▸ **Task prompt**: Your task is to copy every line of the entries that contains "Collection".

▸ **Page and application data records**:
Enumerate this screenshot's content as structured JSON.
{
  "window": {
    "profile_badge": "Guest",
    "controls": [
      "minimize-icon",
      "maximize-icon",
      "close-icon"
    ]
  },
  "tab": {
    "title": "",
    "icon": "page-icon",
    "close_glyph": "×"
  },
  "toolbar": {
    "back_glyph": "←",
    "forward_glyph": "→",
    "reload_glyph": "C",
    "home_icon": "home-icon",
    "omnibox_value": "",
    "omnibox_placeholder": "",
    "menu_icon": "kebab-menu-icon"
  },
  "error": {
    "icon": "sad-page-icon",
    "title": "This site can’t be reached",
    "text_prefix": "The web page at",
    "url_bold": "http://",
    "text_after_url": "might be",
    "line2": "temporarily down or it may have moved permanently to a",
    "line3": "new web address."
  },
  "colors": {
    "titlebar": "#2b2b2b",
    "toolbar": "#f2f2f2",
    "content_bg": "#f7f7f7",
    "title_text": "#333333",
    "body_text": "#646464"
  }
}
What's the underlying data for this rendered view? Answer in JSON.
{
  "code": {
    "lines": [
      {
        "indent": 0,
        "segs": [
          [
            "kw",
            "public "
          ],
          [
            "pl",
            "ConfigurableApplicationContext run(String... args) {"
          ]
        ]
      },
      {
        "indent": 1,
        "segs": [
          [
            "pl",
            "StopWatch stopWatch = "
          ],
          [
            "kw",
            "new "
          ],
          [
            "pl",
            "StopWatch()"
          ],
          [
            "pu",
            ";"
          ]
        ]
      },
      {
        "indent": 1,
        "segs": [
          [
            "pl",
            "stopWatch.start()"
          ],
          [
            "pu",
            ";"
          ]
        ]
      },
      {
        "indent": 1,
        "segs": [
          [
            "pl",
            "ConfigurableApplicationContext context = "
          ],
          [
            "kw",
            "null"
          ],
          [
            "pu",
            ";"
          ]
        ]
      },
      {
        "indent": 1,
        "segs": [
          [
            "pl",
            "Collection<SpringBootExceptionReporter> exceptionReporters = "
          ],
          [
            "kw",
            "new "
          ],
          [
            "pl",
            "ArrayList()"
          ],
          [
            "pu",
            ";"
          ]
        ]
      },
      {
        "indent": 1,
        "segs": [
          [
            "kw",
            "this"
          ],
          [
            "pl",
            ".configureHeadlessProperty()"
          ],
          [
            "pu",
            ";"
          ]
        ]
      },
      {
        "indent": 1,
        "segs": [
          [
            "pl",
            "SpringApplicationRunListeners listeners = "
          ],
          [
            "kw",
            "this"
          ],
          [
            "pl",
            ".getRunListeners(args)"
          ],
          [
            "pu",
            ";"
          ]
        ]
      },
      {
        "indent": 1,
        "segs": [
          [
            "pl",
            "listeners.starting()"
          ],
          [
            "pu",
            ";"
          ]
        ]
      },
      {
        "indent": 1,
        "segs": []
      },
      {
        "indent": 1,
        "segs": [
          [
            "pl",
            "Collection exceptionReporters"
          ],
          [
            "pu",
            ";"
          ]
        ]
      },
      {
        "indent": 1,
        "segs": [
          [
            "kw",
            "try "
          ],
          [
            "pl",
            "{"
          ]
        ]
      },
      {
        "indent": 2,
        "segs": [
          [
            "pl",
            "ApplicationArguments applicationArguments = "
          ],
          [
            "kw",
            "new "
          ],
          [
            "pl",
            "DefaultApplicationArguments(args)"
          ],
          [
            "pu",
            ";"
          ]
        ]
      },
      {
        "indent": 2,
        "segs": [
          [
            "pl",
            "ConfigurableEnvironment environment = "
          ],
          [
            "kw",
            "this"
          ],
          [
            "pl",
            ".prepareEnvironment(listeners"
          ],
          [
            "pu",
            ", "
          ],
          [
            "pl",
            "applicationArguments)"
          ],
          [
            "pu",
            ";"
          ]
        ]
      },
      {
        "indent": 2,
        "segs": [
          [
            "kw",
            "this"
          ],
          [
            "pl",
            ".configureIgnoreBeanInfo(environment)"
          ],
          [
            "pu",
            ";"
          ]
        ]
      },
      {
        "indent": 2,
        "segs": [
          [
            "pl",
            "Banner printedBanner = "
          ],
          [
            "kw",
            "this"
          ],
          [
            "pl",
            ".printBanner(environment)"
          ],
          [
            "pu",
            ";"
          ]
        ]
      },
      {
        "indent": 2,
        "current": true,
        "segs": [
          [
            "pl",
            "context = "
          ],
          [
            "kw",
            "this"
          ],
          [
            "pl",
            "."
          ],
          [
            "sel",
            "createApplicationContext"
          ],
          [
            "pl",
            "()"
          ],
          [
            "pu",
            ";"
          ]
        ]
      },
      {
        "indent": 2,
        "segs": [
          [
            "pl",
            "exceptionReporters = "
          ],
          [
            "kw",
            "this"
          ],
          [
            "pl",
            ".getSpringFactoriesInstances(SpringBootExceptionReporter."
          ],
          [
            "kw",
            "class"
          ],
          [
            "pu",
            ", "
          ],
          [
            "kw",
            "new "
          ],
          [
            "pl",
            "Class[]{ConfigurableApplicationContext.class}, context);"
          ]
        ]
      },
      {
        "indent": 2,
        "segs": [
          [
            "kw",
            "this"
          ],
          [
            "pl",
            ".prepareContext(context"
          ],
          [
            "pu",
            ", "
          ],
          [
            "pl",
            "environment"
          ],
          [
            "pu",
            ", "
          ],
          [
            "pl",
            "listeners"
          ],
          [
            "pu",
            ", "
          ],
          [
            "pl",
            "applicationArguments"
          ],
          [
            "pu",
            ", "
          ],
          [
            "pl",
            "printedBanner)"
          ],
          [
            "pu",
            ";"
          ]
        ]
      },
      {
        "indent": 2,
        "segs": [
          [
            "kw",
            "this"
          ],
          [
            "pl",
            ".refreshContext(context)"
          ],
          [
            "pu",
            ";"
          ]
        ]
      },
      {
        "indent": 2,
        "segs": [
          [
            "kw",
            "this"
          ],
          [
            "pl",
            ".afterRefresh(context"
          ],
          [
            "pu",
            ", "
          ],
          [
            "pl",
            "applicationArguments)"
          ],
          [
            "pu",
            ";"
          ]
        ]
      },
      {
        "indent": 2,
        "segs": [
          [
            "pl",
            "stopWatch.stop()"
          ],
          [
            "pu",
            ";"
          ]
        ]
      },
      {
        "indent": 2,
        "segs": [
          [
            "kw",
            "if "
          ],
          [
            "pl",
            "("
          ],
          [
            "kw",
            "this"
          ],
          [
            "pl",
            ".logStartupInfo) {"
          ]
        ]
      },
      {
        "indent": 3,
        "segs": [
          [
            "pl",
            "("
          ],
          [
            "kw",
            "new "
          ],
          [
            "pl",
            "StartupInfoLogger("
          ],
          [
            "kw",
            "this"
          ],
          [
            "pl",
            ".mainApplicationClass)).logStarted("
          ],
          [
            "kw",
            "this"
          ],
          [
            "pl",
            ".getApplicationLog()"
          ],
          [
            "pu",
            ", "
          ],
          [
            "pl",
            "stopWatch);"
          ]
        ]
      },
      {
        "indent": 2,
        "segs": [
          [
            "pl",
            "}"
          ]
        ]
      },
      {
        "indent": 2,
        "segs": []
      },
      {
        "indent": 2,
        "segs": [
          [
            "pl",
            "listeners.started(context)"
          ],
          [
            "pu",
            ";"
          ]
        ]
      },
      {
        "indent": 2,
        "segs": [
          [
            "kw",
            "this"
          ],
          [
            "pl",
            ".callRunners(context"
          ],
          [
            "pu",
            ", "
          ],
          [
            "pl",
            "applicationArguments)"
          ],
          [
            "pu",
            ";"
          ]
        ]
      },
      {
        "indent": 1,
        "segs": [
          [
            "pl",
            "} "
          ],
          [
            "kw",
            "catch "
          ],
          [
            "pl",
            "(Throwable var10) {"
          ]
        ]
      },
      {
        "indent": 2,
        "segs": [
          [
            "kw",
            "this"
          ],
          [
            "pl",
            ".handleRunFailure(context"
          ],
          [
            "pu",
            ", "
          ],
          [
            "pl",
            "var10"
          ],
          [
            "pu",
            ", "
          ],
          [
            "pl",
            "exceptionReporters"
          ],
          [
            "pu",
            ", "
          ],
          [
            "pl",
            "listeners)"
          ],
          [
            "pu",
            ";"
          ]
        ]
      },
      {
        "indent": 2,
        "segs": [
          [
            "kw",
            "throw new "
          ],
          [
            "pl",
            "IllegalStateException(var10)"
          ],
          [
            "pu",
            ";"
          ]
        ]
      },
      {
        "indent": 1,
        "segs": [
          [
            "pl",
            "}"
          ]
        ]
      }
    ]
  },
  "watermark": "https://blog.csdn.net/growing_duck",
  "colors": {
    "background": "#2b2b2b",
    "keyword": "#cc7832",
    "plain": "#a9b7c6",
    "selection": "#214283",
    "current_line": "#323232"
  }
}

▸ **Solved problem**:
            "Collection<SpringBootExceptionReporter> exceptionReporters = "
            "Collection exceptionReporters"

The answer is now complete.